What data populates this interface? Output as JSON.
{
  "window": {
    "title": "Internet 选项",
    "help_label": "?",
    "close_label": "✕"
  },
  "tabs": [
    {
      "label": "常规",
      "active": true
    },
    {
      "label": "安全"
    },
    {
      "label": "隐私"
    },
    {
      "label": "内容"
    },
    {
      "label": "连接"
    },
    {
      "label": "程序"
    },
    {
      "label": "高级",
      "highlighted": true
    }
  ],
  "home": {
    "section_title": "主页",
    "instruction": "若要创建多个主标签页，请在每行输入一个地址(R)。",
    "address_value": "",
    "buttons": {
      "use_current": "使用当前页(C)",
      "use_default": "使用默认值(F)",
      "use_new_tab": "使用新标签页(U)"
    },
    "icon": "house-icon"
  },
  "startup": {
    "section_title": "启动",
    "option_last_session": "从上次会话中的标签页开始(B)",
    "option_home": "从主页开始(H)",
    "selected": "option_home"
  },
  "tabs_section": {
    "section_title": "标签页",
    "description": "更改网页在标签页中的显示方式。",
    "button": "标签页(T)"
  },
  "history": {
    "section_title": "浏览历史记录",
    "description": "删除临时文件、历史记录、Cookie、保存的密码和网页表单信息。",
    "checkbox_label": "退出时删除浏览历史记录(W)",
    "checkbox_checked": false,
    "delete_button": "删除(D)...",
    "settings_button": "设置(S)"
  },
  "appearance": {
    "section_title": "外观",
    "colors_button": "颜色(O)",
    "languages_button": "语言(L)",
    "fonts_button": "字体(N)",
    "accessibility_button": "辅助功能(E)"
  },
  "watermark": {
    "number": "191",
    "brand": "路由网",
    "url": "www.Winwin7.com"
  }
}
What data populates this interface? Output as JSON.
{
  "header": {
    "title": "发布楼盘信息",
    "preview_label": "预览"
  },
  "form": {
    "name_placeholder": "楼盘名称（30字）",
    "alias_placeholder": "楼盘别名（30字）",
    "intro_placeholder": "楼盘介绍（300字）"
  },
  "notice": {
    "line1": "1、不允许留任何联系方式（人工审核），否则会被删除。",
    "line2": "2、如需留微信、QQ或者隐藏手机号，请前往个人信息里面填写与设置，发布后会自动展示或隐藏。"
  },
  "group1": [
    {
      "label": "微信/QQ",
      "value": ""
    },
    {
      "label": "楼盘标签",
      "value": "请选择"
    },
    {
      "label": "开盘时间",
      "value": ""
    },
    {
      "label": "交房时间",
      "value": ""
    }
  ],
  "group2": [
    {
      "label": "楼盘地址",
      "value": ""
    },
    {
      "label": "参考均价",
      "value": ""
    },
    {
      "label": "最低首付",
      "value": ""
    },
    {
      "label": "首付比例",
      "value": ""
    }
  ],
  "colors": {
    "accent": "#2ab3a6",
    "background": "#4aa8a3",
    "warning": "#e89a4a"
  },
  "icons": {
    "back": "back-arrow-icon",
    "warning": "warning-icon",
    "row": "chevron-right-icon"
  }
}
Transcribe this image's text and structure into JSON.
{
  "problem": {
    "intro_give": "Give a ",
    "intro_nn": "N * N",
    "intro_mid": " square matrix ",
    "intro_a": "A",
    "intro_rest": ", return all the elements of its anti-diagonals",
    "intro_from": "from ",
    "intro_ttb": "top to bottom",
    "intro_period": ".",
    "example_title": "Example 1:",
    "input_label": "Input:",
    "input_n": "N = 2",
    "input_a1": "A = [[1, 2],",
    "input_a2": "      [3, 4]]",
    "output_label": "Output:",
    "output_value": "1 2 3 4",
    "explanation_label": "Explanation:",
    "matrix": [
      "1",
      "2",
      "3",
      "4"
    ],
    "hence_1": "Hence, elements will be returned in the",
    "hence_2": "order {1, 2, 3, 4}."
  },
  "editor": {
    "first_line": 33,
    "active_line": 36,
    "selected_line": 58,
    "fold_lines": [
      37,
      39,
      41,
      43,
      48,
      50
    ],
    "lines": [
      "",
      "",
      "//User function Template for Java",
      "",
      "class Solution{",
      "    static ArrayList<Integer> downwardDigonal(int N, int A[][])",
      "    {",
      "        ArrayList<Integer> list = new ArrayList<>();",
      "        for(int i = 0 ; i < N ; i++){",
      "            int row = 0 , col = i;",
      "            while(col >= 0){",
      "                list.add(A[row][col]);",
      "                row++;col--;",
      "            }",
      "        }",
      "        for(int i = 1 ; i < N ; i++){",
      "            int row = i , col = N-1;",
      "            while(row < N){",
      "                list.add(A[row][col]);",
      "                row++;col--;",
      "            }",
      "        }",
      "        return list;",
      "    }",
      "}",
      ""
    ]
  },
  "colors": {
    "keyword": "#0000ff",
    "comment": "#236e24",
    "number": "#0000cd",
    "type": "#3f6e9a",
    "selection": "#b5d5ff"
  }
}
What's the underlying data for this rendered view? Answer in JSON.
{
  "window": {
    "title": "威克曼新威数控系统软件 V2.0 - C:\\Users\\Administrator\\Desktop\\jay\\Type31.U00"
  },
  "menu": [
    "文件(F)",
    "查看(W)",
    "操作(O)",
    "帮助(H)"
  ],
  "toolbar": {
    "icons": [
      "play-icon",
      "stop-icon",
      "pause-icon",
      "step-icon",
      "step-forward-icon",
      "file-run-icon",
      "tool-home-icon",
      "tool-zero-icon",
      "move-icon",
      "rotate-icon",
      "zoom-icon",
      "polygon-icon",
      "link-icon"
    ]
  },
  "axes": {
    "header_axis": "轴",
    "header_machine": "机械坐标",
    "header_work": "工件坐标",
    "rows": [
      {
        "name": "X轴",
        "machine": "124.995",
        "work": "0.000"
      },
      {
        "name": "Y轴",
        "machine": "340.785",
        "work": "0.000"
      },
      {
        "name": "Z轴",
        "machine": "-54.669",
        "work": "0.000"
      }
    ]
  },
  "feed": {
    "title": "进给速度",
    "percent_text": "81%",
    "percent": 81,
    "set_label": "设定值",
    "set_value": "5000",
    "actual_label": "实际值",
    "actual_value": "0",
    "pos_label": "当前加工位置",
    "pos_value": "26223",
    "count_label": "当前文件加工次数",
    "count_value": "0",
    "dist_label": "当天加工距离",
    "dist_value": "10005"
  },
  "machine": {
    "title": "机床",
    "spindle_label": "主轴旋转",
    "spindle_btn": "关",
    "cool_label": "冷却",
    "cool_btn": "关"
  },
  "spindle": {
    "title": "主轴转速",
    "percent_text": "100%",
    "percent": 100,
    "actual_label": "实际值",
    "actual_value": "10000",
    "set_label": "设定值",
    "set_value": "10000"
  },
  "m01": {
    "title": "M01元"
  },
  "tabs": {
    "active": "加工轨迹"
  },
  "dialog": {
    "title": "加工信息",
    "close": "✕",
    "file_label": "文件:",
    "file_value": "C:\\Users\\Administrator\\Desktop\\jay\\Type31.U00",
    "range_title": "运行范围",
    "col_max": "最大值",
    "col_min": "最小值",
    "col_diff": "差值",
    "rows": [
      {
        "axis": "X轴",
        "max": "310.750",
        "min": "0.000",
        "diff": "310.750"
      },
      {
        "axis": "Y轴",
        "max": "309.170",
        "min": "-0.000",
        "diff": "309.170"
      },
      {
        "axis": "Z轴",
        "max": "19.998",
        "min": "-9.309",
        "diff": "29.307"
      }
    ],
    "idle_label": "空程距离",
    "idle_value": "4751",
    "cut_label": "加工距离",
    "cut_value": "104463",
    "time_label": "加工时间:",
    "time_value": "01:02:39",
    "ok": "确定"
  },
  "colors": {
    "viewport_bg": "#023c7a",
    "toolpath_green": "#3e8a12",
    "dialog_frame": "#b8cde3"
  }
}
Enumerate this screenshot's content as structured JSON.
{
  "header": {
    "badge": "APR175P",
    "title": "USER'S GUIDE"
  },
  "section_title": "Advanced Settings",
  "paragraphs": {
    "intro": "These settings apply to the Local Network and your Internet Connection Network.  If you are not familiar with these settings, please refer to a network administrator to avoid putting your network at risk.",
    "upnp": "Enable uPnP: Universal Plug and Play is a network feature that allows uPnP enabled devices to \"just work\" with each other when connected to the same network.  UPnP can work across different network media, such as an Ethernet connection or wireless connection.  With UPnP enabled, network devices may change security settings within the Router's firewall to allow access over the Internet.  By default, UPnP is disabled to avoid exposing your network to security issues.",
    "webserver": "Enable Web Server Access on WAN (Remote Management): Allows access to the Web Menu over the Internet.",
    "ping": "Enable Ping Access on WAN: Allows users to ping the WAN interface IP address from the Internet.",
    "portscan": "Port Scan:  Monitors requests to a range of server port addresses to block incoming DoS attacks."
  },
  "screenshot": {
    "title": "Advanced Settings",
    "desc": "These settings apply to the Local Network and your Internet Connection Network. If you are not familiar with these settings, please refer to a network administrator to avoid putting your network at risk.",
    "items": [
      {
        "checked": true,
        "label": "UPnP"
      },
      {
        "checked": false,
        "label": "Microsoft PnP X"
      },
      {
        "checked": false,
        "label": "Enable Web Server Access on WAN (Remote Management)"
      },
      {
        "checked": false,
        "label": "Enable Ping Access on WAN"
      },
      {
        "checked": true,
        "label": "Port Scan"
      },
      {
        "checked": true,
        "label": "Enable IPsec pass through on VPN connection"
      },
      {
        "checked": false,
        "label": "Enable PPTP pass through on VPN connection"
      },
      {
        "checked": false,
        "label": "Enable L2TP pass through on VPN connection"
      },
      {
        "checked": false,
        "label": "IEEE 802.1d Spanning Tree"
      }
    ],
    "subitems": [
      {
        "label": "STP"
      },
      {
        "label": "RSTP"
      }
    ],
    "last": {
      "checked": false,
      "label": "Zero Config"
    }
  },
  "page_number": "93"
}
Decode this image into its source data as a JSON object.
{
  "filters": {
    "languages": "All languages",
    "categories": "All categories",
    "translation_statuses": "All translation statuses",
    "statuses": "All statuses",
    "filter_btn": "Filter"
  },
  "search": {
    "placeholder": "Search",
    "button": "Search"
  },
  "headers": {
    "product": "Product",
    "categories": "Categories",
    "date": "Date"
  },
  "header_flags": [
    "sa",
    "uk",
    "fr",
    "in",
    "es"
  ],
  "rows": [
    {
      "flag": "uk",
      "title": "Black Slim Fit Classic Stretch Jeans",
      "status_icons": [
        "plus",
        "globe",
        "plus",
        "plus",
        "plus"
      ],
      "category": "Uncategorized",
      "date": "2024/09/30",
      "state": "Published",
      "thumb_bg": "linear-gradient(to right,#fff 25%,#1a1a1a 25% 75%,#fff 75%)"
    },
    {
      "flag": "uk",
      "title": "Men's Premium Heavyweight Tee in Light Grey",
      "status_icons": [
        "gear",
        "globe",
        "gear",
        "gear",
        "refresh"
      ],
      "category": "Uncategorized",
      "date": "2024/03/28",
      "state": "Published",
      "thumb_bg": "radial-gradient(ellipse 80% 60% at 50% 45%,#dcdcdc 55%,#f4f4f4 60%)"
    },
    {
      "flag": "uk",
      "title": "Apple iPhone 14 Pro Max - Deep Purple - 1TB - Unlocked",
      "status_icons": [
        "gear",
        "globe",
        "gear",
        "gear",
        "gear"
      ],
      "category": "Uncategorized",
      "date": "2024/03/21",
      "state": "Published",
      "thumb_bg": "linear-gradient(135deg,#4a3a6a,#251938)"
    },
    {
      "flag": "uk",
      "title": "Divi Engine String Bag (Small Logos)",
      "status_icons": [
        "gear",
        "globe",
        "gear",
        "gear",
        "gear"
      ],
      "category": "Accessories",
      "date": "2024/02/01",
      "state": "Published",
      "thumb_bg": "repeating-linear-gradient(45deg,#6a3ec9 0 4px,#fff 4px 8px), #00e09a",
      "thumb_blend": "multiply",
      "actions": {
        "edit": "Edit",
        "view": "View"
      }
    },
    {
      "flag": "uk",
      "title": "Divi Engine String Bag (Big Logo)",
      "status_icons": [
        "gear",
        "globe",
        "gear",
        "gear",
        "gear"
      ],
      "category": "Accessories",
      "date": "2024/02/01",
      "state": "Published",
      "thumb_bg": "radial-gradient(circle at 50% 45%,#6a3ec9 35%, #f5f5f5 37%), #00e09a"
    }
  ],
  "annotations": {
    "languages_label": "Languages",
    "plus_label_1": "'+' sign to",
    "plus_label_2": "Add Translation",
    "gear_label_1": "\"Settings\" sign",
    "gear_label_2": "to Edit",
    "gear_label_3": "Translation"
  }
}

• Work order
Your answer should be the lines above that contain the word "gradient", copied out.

• Problem solution
      "thumb_bg": "linear-gradient(to right,#fff 25%,#1a1a1a 25% 75%,#fff 75%)"
      "thumb_bg": "radial-gradient(ellipse 80% 60% at 50% 45%,#dcdcdc 55%,#f4f4f4 60%)"
      "thumb_bg": "linear-gradient(135deg,#4a3a6a,#251938)"
      "thumb_bg": "repeating-linear-gradient(45deg,#6a3ec9 0 4px,#fff 4px 8px), #00e09a",
      "thumb_bg": "radial-gradient(circle at 50% 45%,#6a3ec9 35%, #f5f5f5 37%), #00e09a"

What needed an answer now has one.